Health risks

The floodwater affecting your home or other property may have been contaminated with sewage, animal waste and other contaminants and often leaves a muddy deposit. However, experience from previous flooding and sewage contamination has shown that any risk to health is small. Booster immunisations or antibiotics are not usually required.

Health risks can be minimised by taking general hygiene precautions and by the use of protective clothing (waterproof boots and gloves) whilst cleaning up.

Always wash your hands with soap and clean water after being in contact with flood water, sewage or items that have been contaminated by these, or participating in flood cleanup activities.

Don’t allow children to play in floodwater areas until the area is cleaned up or for about a week after flooding.

Wash children’s hands frequently (always before meals). Wash floodwater-contaminated toys with hot water or disinfect before allowing them to be used.

Keep any open cuts or sores clean and prevent them being exposed to flood water. Use waterproof plasters.

If anyone does develop a tummy upset following flooding they should contact their GP practice for advice.

Clearing up

Remove dirty water and silt from the property including the space under the ground floor if you have wooden floors. This space may need pumping out.
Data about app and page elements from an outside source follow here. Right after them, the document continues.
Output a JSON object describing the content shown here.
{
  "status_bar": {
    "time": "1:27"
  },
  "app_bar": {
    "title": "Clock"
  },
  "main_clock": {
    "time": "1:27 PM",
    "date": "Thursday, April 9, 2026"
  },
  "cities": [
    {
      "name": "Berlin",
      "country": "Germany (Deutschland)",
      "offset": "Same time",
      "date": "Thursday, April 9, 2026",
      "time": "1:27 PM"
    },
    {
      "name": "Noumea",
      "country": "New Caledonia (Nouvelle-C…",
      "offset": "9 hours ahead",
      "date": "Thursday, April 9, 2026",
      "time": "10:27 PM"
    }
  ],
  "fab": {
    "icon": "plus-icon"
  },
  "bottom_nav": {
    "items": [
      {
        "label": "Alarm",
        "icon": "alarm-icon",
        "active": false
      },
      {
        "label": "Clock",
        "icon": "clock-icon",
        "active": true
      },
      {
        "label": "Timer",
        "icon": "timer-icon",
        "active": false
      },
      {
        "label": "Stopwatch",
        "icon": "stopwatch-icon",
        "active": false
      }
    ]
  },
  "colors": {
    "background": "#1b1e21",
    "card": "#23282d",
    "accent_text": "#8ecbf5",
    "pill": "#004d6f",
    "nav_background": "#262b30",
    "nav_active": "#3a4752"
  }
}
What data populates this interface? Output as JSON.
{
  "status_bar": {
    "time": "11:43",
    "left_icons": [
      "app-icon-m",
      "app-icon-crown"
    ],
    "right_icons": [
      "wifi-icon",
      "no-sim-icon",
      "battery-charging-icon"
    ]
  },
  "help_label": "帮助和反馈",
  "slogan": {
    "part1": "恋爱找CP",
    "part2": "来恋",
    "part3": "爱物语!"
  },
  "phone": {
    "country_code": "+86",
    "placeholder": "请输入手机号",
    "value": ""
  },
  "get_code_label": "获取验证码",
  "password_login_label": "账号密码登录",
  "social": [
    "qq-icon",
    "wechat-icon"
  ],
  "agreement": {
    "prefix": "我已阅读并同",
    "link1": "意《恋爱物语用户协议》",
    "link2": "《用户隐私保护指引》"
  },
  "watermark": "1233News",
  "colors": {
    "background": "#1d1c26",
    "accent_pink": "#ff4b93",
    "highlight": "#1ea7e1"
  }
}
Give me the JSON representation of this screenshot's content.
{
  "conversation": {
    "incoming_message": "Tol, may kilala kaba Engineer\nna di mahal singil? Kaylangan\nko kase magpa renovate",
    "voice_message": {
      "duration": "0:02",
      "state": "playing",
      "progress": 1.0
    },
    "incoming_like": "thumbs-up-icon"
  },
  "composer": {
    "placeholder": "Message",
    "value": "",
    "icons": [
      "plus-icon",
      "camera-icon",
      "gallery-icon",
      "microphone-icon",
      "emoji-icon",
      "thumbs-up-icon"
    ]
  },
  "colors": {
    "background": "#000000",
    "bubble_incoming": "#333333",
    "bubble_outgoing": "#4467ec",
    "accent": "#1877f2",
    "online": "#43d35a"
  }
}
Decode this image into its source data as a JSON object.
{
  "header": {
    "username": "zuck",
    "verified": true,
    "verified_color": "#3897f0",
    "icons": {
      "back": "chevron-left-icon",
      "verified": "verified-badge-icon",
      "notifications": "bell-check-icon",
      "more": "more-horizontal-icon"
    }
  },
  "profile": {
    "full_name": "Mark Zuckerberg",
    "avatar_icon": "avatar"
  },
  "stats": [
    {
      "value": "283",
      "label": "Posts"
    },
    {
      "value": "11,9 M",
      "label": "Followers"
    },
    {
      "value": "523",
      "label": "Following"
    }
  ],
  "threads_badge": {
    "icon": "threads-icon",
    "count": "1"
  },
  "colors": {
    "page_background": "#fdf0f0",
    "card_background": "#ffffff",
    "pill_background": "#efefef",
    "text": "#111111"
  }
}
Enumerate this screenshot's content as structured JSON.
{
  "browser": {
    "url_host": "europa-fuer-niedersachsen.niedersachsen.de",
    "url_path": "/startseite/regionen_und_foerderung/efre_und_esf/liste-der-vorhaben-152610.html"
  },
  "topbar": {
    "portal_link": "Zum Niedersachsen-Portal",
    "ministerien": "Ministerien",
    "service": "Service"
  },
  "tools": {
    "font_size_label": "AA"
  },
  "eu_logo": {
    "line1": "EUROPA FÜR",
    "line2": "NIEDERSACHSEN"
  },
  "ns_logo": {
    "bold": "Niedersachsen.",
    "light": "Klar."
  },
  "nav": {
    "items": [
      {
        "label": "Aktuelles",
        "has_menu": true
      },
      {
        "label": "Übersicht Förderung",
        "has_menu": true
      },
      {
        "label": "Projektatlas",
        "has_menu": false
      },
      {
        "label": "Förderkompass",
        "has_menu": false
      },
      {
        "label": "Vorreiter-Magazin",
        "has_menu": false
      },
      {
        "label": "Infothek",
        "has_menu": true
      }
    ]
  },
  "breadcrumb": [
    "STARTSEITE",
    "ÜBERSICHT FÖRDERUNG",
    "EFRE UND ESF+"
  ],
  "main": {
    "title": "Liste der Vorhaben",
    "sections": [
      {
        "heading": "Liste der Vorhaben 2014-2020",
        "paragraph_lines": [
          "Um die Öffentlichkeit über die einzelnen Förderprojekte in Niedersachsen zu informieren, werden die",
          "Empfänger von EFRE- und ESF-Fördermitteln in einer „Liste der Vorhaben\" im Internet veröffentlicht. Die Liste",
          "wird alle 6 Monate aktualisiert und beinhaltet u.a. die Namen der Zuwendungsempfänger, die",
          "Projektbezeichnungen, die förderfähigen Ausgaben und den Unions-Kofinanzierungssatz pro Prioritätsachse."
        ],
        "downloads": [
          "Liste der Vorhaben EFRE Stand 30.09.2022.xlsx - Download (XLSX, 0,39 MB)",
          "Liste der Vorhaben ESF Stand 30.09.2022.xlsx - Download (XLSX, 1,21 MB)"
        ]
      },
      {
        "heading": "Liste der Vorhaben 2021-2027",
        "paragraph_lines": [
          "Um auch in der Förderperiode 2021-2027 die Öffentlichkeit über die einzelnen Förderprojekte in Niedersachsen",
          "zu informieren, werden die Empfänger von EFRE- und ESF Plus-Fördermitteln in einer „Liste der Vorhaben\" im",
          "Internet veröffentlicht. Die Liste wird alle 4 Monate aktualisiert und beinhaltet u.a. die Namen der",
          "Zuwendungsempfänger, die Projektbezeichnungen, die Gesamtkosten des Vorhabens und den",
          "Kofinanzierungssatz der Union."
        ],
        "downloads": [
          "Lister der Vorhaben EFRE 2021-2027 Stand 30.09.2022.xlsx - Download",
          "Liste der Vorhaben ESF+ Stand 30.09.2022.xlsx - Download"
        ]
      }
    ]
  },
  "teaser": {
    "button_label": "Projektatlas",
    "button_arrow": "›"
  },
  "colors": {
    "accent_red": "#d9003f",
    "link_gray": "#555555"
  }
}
Clothing, bedding and other soft/fabric articles including children’s toys etc should be laundered on a hot wash to destroy germs.

Wash down all hard surfaces with hot soapy water until they look clean. Allow to thoroughly dry.

Heating and good ventilation will assist the drying process.

If the floodwater contained oil, diesel etc this should in the main be removed with the floodwater and silt. Any remaining oil, diesel etc contamination in accessible areas can be removed by using a detergent solution and washing the surface down.

Food preparation

Don’t eat any food that has been covered by or come into contact with floodwater.

Ensure all surfaces that food will come into contact with are sound and disinfected.

Food preparation surfaces should be wiped down using hot tap water containing washing-up-liquid, and dishes and other utensils should also be washed in hot tap water containing washing-up-liquid.

Frozen food that has been at ambient temperature for a few hours should be discarded.

Belfast Telegraph


From Belfast Telegraph